Another foot in Andalucía. It seemed time for some surface anatomy. The foot to ground connection is basic, but moves beyond that in this environment, becoming not only conscious but close to obsessive here in Jerez de la Frontera, with my favorite tiles: dizzying patterns and the late-autumn cold. I live most of my life barefoot, except when we come here every year. And under feet is a challenge for me. My innate sense of balance is skewed. (I guess that makes it not so innate after all.) Doing tree on his floor in socks is quite challenging for me — well not so bad if I don’t look down. The floor can appear wavy and even to move. Concentration is key.

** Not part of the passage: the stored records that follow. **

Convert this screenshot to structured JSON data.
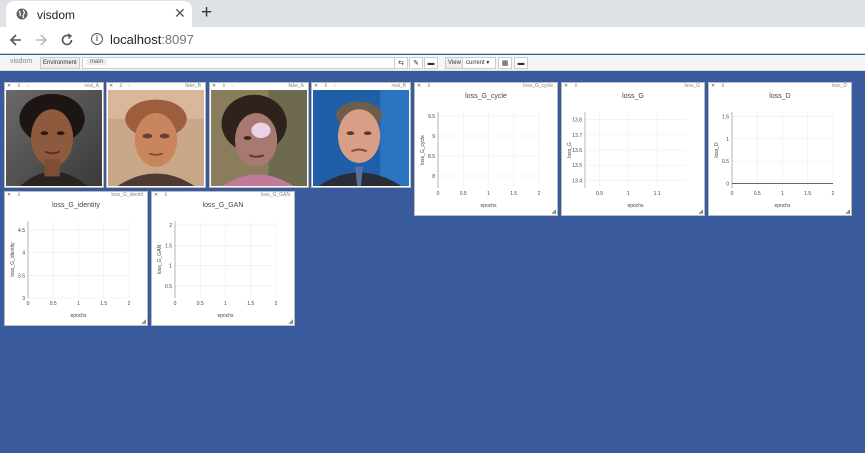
{
  "browser": {
    "tab_title": "visdom",
    "close_glyph": "✕",
    "new_tab_glyph": "+",
    "url_host": "localhost",
    "url_port": ":8097",
    "icons": [
      "globe-icon",
      "back-icon",
      "forward-icon",
      "reload-icon",
      "info-icon"
    ]
  },
  "toolbar": {
    "logo": "visdom",
    "environment_label": "Environment",
    "environment_value": "main",
    "view_label": "View",
    "view_value": "current ▾"
  },
  "panes": {
    "real_a": {
      "name": "real_A"
    },
    "fake_b": {
      "name": "fake_B"
    },
    "fake_a": {
      "name": "fake_A"
    },
    "real_b": {
      "name": "real_B"
    }
  },
  "chart_data": [
    {
      "type": "line",
      "title": "loss_G_cycle",
      "xlabel": "epochs",
      "ylabel": "loss_G_cycle",
      "pane_name": "loss_G_cycle",
      "xticks": [
        "0",
        "0.5",
        "1",
        "1.5",
        "2"
      ],
      "yticks": [
        "9.5",
        "9",
        "8.5",
        "8"
      ],
      "xlim": [
        0,
        2
      ],
      "ylim": [
        7.7,
        9.6
      ],
      "series": []
    },
    {
      "type": "line",
      "title": "loss_G",
      "xlabel": "epochs",
      "ylabel": "loss_G",
      "pane_name": "loss_G",
      "xticks": [
        "0.9",
        "1",
        "1.1"
      ],
      "yticks": [
        "13.8",
        "13.7",
        "13.6",
        "13.5",
        "13.4"
      ],
      "xlim": [
        0.85,
        1.2
      ],
      "ylim": [
        13.35,
        13.85
      ],
      "series": []
    },
    {
      "type": "line",
      "title": "loss_D",
      "xlabel": "epochs",
      "ylabel": "loss_D",
      "pane_name": "loss_D",
      "xticks": [
        "0",
        "0.5",
        "1",
        "1.5",
        "2"
      ],
      "yticks": [
        "1.5",
        "1",
        "0.5",
        "0"
      ],
      "xlim": [
        0,
        2
      ],
      "ylim": [
        -0.1,
        1.6
      ],
      "series": [
        {
          "x": [
            0,
            2
          ],
          "y": [
            0,
            0
          ]
        }
      ]
    },
    {
      "type": "line",
      "title": "loss_G_identity",
      "xlabel": "epochs",
      "ylabel": "loss_G_identity",
      "pane_name": "loss_G_identit",
      "xticks": [
        "0",
        "0.5",
        "1",
        "1.5",
        "2"
      ],
      "yticks": [
        "4.5",
        "4",
        "3.5",
        "3"
      ],
      "xlim": [
        0,
        2
      ],
      "ylim": [
        3,
        4.7
      ],
      "series": []
    },
    {
      "type": "line",
      "title": "loss_G_GAN",
      "xlabel": "epochs",
      "ylabel": "loss_G_GAN",
      "pane_name": "loss_G_GAN",
      "xticks": [
        "0",
        "0.5",
        "1",
        "1.5",
        "2"
      ],
      "yticks": [
        "2",
        "1.5",
        "1",
        "0.5"
      ],
      "xlim": [
        0,
        2
      ],
      "ylim": [
        0.2,
        2.1
      ],
      "series": []
    }
  ]
}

I generally travel with some small massage balls and I’ve put them down on various sections of the floor to see how much roll really here is. And not nearly as much as I would have thought. Most of the floor can hold the ball quite still. I was surprised. It’s funny how the mind-eye connection can make you feel like you’re tilting. I think of that heard-to-death yoga balance cue: “look at something not moving”. Well if that something is this floor you are in big trouble. “Not moving” is relative.
Speaking of barefeet and the cold floors and sidewalks of Andalucía: it’s Zambomba season here (kind of flamenco Christmas). Started yesterday really. Streets were thronged with people last night as my husband and I were off to a flamenco peña. There were some young women dressed up and scampering on the cobblestones ahead of us. They were barefoot — impossibly high-heeled shoes in their hands. The pain in the toes (and maybe even the balance-challenge of the cobbles) won out over the freezing sidewalks. I was glad we were headed to the cozy wooden floor of the peña — flamencos don’t work on tile or stone.

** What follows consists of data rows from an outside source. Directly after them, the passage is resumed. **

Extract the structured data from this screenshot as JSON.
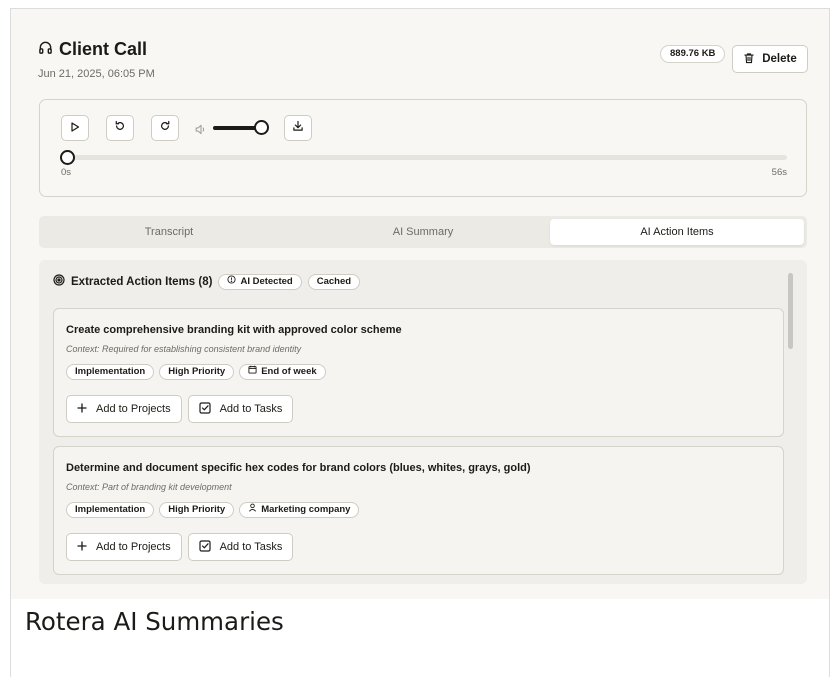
{
  "recording": {
    "title": "Client Call",
    "date": "Jun 21, 2025, 06:05 PM",
    "file_size": "889.76 KB",
    "delete_label": "Delete"
  },
  "player": {
    "time_start": "0s",
    "time_end": "56s",
    "volume_level": 0.9,
    "progress": 0
  },
  "tabs": [
    {
      "label": "Transcript",
      "active": false
    },
    {
      "label": "AI Summary",
      "active": false
    },
    {
      "label": "AI Action Items",
      "active": true
    }
  ],
  "action_items": {
    "heading": "Extracted Action Items (8)",
    "badges": [
      "AI Detected",
      "Cached"
    ],
    "items": [
      {
        "title": "Create comprehensive branding kit with approved color scheme",
        "context": "Context: Required for establishing consistent brand identity",
        "tags": [
          {
            "label": "Implementation",
            "icon": ""
          },
          {
            "label": "High Priority",
            "icon": ""
          },
          {
            "label": "End of week",
            "icon": "calendar-icon"
          }
        ],
        "add_projects_label": "Add to Projects",
        "add_tasks_label": "Add to Tasks"
      },
      {
        "title": "Determine and document specific hex codes for brand colors (blues, whites, grays, gold)",
        "context": "Context: Part of branding kit development",
        "tags": [
          {
            "label": "Implementation",
            "icon": ""
          },
          {
            "label": "High Priority",
            "icon": ""
          },
          {
            "label": "Marketing company",
            "icon": "user-icon"
          }
        ],
        "add_projects_label": "Add to Projects",
        "add_tasks_label": "Add to Tasks"
      }
    ]
  },
  "caption": "Rotera AI Summaries",
  "colors": {
    "background": "#f8f7f3",
    "text": "#1c1b17",
    "muted": "#6e6b63",
    "border": "#d6d3ca"
  }
}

We watched Guys and Dolls, which is a fairly terrible movie that just goes on forever. Marlon brando has no business singing and Joseph Mankiewicz (who directed one of the greatest movies ever made- All About Eve) had no business directing a musical. But we got a soundtrack album and have been singing the amazing Frank Loesser songs every day.
I have been cooking the thanksgiving feast for my wife’s family and mine for the last several years. Thirty plus people crowd into our relatively small apartment and have at it. It is my favorite week of the year as shopping, prepping and cooking the meal make me happy beyond compare.
The first few years I messed with different turkey recipes that required flipping and basting and turning and what have you before settling on the recipe below that is hands down the easiest and best. One turn of the pan and that is all she wrote. You won’t believe how good it is.
I buy the turkey three or four days before cooking and dry brine it with salt and leave it in the refrigerator. An essential element is drying the bird inside and out. You can’t spend too much time getting the cavity good and dry. Any moisture creates the possibility of steaming rather than roasting which you really don’t want (this goes for your roasted chickens as well).
Have a happy holiday.
Simple Roasted Turkey:
Preheat oven to 500 degrees.
Rinse inside and out, dry with paper towels and bring turkey to room temperature.
Sprinkle turkey liberally with salt and ground pepper and place into a roasting pan on a rack.
Cook, rotating pan 180 degrees after 1 hour; add a cup or two of water or chicken stock to pan if drippings appear to be turning too dark. ]
Check temperature in the thickest part of the thigh at 1 ¾ hours. Remove from oven when temperature is 165 degrees, usually 2 hour’s total cooking time for an unstuffed 13-15lb turkey. Let turkey sit for 30 minutes.